Despite a challenging housing environment that we cannot control, we are as confident as ever in what we can control, executing on a strategy and a product road map that we believe will drive outsized transaction share gains, outsized revenue per transaction and profitable growth over time. Earlier this year, we introduced a product road map in a set of 2025 financial targets that are oriented around increasing engagement, increasing transactions and increasing revenue per transaction. The path to achieving those targets and beginning to build out our vision involves product initiatives within 5 growth pillars: financing, touring, seller solutions, integrating our services and enhancing our partner network.”
Barton additionally noted that with macro headwinds bearing down on the company, the company is relieved that it made the decision to exit the Zillow Offers business, noting that without the balance sheet risk, Zillow is well-capitalized to weather a downturn.
Additionally, we note that by shrinking losses in the Homes segment, Zillow’s overall EBITDA margins are up. Total adjusted EBITDA hit a 16% margin this quarter, up two points from 14% in the year-ago Q2; though the Premier Agent weakness did shrink IMT segment adjusted EBITDA by seven points.

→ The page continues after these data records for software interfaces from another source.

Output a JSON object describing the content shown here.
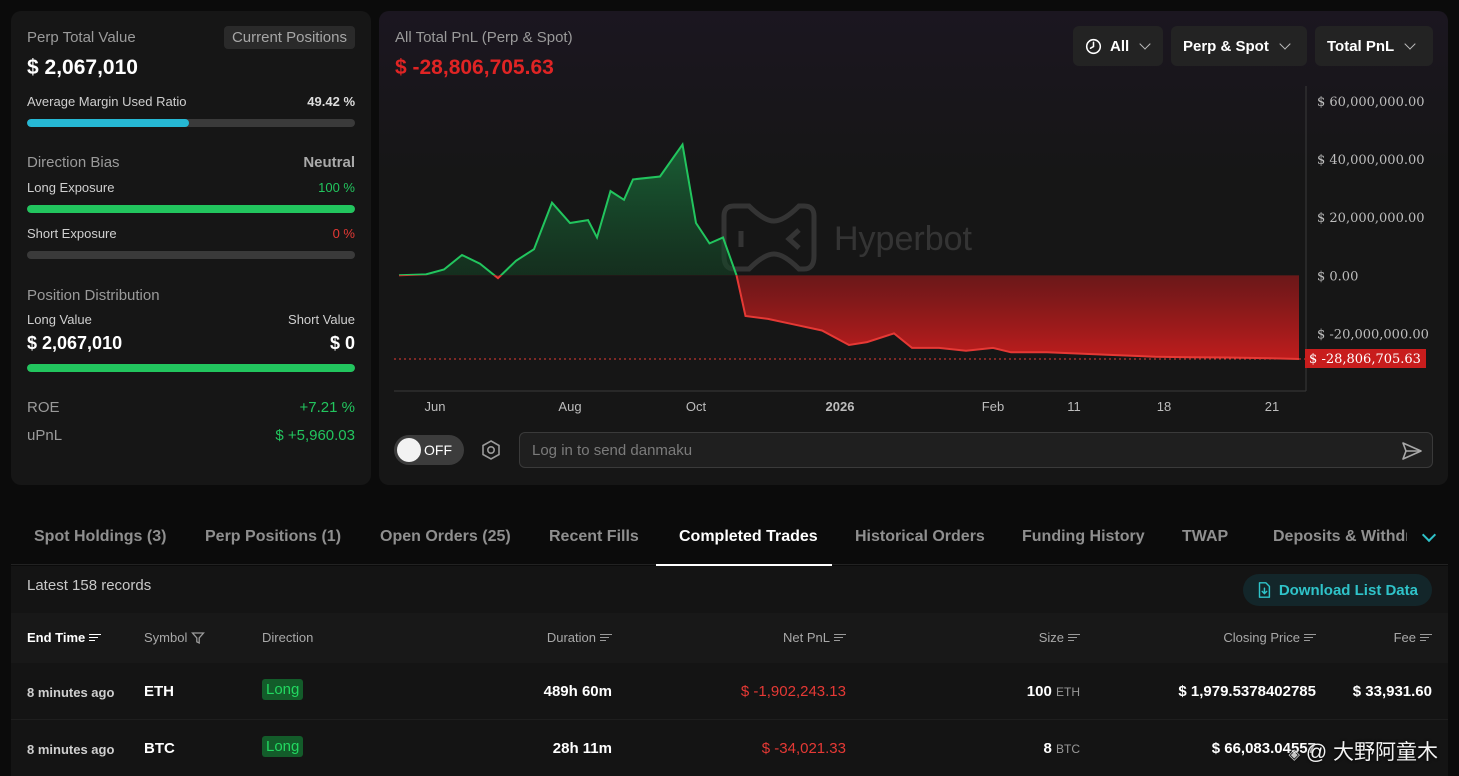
{
  "summary": {
    "perp_total_value_label": "Perp Total Value",
    "current_positions_label": "Current Positions",
    "perp_total_value": "$ 2,067,010",
    "avg_margin_label": "Average Margin Used Ratio",
    "avg_margin_value": "49.42 %",
    "avg_margin_fraction": 0.4942,
    "direction_bias_label": "Direction Bias",
    "direction_bias_value": "Neutral",
    "long_exposure_label": "Long Exposure",
    "long_exposure_value": "100 %",
    "long_exposure_fraction": 1.0,
    "short_exposure_label": "Short Exposure",
    "short_exposure_value": "0 %",
    "short_exposure_fraction": 0.0,
    "position_distribution_label": "Position Distribution",
    "long_value_label": "Long Value",
    "short_value_label": "Short Value",
    "long_value": "$ 2,067,010",
    "short_value": "$ 0",
    "long_share_fraction": 1.0,
    "roe_label": "ROE",
    "roe_value": "+7.21 %",
    "upnl_label": "uPnL",
    "upnl_value": "$ +5,960.03"
  },
  "chart_header": {
    "title": "All Total PnL (Perp & Spot)",
    "value": "$ -28,806,705.63",
    "watermark": "Hyperbot",
    "range_filter": "All",
    "market_filter": "Perp & Spot",
    "metric_filter": "Total PnL"
  },
  "chart_data": {
    "type": "area",
    "title": "All Total PnL (Perp & Spot)",
    "xlabel": "",
    "ylabel": "",
    "ylim": [
      -28806705.63,
      60000000
    ],
    "y_ticks": [
      "$ 60,000,000.00",
      "$ 40,000,000.00",
      "$ 20,000,000.00",
      "$ 0.00",
      "$ -20,000,000.00"
    ],
    "y_tick_values": [
      60000000,
      40000000,
      20000000,
      0,
      -20000000
    ],
    "x_ticks": [
      "Jun",
      "Aug",
      "Oct",
      "2026",
      "Feb",
      "11",
      "18",
      "21"
    ],
    "x_tick_positions": [
      0.04,
      0.19,
      0.33,
      0.49,
      0.66,
      0.75,
      0.85,
      0.97
    ],
    "current_value": -28806705.63,
    "current_value_label": "$ -28,806,705.63",
    "colors": {
      "positive": "#22c55e",
      "negative": "#e53935"
    },
    "points": [
      [
        0.0,
        0
      ],
      [
        0.03,
        300000
      ],
      [
        0.05,
        2000000
      ],
      [
        0.07,
        7000000
      ],
      [
        0.09,
        4000000
      ],
      [
        0.11,
        -1000000
      ],
      [
        0.13,
        5000000
      ],
      [
        0.15,
        9000000
      ],
      [
        0.17,
        25000000
      ],
      [
        0.19,
        18000000
      ],
      [
        0.21,
        19000000
      ],
      [
        0.22,
        13000000
      ],
      [
        0.235,
        29000000
      ],
      [
        0.25,
        26000000
      ],
      [
        0.26,
        33000000
      ],
      [
        0.29,
        34000000
      ],
      [
        0.315,
        45000000
      ],
      [
        0.33,
        18000000
      ],
      [
        0.345,
        11000000
      ],
      [
        0.36,
        13000000
      ],
      [
        0.375,
        0
      ],
      [
        0.385,
        -14000000
      ],
      [
        0.41,
        -15000000
      ],
      [
        0.44,
        -17000000
      ],
      [
        0.47,
        -19000000
      ],
      [
        0.5,
        -24000000
      ],
      [
        0.52,
        -23000000
      ],
      [
        0.55,
        -20000000
      ],
      [
        0.57,
        -25000000
      ],
      [
        0.6,
        -25000000
      ],
      [
        0.63,
        -26000000
      ],
      [
        0.66,
        -25000000
      ],
      [
        0.68,
        -26500000
      ],
      [
        0.72,
        -26500000
      ],
      [
        0.76,
        -27000000
      ],
      [
        0.8,
        -27500000
      ],
      [
        0.84,
        -28000000
      ],
      [
        0.88,
        -28200000
      ],
      [
        0.92,
        -28300000
      ],
      [
        0.96,
        -28500000
      ],
      [
        1.0,
        -28806705.63
      ]
    ]
  },
  "danmaku": {
    "toggle_label": "OFF",
    "placeholder": "Log in to send danmaku"
  },
  "tabs": [
    "Spot Holdings (3)",
    "Perp Positions (1)",
    "Open Orders (25)",
    "Recent Fills",
    "Completed Trades",
    "Historical Orders",
    "Funding History",
    "TWAP",
    "Deposits & Withdra"
  ],
  "list": {
    "records_label": "Latest 158 records",
    "download_label": "Download List Data",
    "columns": [
      "End Time",
      "Symbol",
      "Direction",
      "Duration",
      "Net PnL",
      "Size",
      "Closing Price",
      "Fee"
    ],
    "rows": [
      {
        "end_time": "8 minutes ago",
        "symbol": "ETH",
        "direction": "Long",
        "duration": "489h 60m",
        "net_pnl": "$ -1,902,243.13",
        "size": "100",
        "size_unit": "ETH",
        "closing_price": "$ 1,979.5378402785",
        "fee": "$ 33,931.60"
      },
      {
        "end_time": "8 minutes ago",
        "symbol": "BTC",
        "direction": "Long",
        "duration": "28h 11m",
        "net_pnl": "$ -34,021.33",
        "size": "8",
        "size_unit": "BTC",
        "closing_price": "$ 66,083.04557",
        "fee": ""
      }
    ]
  },
  "watermark_credit": "@ 大野阿童木"
}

Investing in Zillow will require both a strong stomach for near-term volatility as well as an ability to “zoom out” and look at the incredible technology and data assets that it has built up and has the ability to monetize. Real estate won’t be in a downturn forever, and as long as Zillow remains the dominant site for real estate web traffic, real estate agents will continue to anchor on Zillow as their primary lead-gen platform. Continue scooping up this stock as it falls.